News cannot come soon enough for Wazni. “Since the incident occurred, we received no information regarding how it happened,” he said. “I don’t know [why we havent’ been informed], but you know we’re in Lebanon, and not in Europe or America.”
The nationality of the victims is a point not lost on Healy-Pratt. Due to idiosyncrasies in various national courts, the family of a plane crash victim in, for example, Brazil, could expect to receive more than double the compensation received by relatives of victims in Thailand.
In the U.S., the average payout per victim of an air disaster is over $4 million – the highest in the world and more than twice the $1.7 million per victim paid out by Australian or French courts.
As such, Healy-Pratt, whose firm represents French Ambassador to Lebanon Dennis Pietton, who lost his wife in ET409, estimates that many families will seek additional financial reward by launching legal action against Boeing in a U.S. court.

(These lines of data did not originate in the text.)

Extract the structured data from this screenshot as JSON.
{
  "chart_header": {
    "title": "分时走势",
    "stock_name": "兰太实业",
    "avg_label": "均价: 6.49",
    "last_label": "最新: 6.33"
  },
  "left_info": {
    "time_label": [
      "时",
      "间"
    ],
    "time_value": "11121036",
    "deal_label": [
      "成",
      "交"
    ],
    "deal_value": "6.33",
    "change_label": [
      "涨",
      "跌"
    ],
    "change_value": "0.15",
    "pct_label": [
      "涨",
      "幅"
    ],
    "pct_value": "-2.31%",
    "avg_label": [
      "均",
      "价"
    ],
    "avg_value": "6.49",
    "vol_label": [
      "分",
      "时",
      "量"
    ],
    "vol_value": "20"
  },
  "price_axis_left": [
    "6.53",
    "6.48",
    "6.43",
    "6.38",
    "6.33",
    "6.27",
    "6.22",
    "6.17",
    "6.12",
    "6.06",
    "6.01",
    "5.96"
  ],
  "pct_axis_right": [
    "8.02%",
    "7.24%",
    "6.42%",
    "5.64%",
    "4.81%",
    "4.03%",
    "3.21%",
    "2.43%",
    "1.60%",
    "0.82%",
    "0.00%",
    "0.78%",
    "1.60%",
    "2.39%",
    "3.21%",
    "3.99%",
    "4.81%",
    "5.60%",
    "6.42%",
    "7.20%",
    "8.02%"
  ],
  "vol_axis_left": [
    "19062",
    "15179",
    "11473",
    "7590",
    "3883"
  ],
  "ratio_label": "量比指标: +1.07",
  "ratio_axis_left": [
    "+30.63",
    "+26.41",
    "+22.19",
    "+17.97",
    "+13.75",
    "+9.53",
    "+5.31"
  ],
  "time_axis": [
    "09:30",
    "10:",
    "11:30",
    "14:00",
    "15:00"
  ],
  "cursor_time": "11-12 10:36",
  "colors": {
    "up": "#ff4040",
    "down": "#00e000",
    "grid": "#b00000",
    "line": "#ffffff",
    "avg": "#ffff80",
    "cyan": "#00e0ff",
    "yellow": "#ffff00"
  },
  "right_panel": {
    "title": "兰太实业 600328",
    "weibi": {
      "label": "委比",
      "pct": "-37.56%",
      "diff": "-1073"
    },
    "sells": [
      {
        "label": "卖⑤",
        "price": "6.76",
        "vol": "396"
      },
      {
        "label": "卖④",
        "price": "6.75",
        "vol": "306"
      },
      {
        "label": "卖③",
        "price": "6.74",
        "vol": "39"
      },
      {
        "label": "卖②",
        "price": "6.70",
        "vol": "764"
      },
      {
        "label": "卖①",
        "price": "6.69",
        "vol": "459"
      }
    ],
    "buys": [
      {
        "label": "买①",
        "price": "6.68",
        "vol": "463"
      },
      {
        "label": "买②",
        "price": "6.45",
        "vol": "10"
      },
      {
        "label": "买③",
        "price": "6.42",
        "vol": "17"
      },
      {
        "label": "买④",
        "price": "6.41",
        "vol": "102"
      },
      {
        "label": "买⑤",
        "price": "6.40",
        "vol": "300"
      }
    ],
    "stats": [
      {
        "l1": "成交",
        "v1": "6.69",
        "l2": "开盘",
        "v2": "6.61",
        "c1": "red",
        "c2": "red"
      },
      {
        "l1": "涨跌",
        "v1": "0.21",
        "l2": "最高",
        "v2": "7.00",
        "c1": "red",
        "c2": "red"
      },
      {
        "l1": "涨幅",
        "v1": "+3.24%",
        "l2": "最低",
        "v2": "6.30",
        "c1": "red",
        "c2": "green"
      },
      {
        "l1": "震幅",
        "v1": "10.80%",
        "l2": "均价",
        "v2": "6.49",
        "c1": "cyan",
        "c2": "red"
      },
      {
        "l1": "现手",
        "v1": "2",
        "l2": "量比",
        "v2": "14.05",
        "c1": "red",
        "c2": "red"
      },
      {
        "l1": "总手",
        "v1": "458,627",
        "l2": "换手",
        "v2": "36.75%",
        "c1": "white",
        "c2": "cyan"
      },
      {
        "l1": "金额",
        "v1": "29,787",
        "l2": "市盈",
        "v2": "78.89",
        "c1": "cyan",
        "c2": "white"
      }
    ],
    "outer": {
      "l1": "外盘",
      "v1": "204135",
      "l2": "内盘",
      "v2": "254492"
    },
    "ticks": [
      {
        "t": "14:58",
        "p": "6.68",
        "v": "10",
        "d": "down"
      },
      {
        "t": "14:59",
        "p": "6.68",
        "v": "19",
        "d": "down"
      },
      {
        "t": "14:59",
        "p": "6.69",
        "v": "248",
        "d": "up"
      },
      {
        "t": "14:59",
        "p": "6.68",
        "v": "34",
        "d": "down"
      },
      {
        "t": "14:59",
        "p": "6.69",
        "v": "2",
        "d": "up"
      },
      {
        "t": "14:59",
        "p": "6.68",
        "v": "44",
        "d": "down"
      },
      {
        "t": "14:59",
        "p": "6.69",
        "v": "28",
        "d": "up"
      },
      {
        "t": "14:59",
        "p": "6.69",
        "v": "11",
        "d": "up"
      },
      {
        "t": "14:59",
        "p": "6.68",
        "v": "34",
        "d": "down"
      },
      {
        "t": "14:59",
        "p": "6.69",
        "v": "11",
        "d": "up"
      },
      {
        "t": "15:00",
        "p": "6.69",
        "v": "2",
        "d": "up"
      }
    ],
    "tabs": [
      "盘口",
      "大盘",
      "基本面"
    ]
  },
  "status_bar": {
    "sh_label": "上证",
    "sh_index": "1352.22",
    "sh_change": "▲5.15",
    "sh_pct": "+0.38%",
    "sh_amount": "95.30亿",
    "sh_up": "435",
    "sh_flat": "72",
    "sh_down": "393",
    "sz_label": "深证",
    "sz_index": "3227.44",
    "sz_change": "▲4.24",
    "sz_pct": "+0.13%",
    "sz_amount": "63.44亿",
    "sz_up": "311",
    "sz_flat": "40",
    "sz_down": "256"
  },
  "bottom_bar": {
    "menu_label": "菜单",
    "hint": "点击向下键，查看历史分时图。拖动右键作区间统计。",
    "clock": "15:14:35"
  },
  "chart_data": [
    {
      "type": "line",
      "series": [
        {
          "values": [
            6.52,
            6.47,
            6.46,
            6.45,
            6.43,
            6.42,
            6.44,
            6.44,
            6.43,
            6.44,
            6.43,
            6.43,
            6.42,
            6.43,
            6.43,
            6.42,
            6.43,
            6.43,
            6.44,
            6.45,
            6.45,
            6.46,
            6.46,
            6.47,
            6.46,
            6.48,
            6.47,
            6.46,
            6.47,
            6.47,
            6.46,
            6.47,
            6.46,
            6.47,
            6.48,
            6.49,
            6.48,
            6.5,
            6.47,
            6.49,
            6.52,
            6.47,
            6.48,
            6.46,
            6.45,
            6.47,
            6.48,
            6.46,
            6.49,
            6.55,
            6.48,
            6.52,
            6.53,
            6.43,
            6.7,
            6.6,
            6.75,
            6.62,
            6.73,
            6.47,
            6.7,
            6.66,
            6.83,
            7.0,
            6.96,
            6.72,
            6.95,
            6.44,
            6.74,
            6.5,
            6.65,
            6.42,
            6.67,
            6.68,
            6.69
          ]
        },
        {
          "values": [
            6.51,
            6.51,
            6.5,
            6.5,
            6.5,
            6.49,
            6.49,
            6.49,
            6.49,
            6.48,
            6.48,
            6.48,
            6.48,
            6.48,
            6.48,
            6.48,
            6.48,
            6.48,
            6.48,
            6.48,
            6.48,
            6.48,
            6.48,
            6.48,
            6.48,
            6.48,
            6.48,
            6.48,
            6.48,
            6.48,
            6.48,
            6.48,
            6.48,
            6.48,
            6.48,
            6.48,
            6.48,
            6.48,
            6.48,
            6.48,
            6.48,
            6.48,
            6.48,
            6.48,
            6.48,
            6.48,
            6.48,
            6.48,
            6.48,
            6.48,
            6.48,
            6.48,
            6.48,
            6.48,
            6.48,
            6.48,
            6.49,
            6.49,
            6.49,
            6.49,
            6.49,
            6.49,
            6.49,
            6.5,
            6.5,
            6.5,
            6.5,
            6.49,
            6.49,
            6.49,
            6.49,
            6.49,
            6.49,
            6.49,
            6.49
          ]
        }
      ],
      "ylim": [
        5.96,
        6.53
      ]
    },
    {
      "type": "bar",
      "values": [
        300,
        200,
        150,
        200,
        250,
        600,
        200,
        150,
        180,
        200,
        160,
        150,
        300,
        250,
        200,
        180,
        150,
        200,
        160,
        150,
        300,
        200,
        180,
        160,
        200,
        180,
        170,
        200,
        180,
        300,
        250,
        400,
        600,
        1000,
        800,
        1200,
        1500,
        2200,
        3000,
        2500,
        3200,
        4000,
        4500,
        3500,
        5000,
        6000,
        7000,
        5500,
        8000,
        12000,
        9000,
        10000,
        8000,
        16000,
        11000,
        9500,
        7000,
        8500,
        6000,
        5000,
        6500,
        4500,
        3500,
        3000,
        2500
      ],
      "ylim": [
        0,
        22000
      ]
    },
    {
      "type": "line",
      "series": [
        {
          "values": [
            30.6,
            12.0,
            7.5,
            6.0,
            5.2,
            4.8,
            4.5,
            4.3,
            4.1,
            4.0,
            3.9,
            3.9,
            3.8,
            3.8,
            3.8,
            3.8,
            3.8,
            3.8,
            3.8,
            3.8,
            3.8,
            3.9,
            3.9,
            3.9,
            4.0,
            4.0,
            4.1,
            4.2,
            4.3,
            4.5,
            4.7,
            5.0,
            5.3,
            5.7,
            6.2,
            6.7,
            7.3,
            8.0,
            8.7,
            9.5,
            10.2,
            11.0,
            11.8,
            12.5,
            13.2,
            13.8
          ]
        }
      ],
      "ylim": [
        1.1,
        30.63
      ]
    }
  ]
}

Nabil Abou Jaoude, a Beirut-based lawyer representing several relatives of victims, said that compensation levels would vary even among the Lebanese.
“The amount of compensation depends on the number of individuals for whom the victim was a breadwinner, how much he or she use to spend on them, and how much they need,” he told The Daily Star.
“It will not work that the same compensation is paid for a single person and the father of five young children.”
Insurance firm Lloyds of London is charged with paying out reimbursements on behalf of victims. As a business, it will naturally wish to keep compensation to a minimum, which is where legal representation for families comes in.
Abou Jaoude said he had given Lloyds a formal two-month deadline. If by which time it had not offered satisfactory compensation, another lawsuit may be launched.
“I can tell you that a minimum of $250,000 will be paid as a compensation for the single person, but I consider this to be cheap because we will not be able to receive our fees,” he said.
Healy-Pratt predicted the payouts for his clients would total between $30-35 million. While this amount could easily increase to $100 million if taken through U.S. courts, he admitted it would be difficult to get Boeing to accept damages without proof that mechanical failure was at play.
Healy-Pratt was nevertheless confident that proper compensation would eventually be forthcoming, following the issuance of a crash report in conjunction with Ethiopian Airlines.
The European Union is the only administrative body in the world that has an aviation blacklist, banning certain air carriers from flying over European airspace. Before the list’s launch, airlines routinely failed to issue comprehensive crash reports after accidents. Now, with the financial threat of blacklisting hanging over it, Ethiopian Airlines should be keen to get compensation processes moving rapidly forward, he said.
“We are being told by Lebanese authorities that they will publish something but traditionally counties have a vested interest in the reports,” Healy-Pratt said. “Ethiopian Airlines doesn’t want to be on a blacklist and the Lebanese government wants to prove that it regulates its airspace.” – Additional reporting by Wassim Mroueh